* What you will do:
Give back the entire listing below, unaltered.

* Available data:
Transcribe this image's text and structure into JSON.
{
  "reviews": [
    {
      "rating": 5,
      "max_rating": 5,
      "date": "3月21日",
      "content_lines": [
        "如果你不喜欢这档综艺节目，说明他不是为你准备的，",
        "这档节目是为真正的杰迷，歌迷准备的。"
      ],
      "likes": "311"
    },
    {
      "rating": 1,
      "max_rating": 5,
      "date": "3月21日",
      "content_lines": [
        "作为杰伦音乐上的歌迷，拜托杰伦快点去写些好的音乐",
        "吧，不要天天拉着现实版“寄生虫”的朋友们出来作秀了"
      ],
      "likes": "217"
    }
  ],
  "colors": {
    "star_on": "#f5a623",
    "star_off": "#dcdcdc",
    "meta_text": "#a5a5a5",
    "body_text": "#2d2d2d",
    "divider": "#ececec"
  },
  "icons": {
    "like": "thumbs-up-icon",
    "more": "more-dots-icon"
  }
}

* Answer to this task:
Transcribe this image's text and structure into JSON.
{
  "reviews": [
    {
      "rating": 5,
      "max_rating": 5,
      "date": "3月21日",
      "content_lines": [
        "如果你不喜欢这档综艺节目，说明他不是为你准备的，",
        "这档节目是为真正的杰迷，歌迷准备的。"
      ],
      "likes": "311"
    },
    {
      "rating": 1,
      "max_rating": 5,
      "date": "3月21日",
      "content_lines": [
        "作为杰伦音乐上的歌迷，拜托杰伦快点去写些好的音乐",
        "吧，不要天天拉着现实版“寄生虫”的朋友们出来作秀了"
      ],
      "likes": "217"
    }
  ],
  "colors": {
    "star_on": "#f5a623",
    "star_off": "#dcdcdc",
    "meta_text": "#a5a5a5",
    "body_text": "#2d2d2d",
    "divider": "#ececec"
  },
  "icons": {
    "like": "thumbs-up-icon",
    "more": "more-dots-icon"
  }
}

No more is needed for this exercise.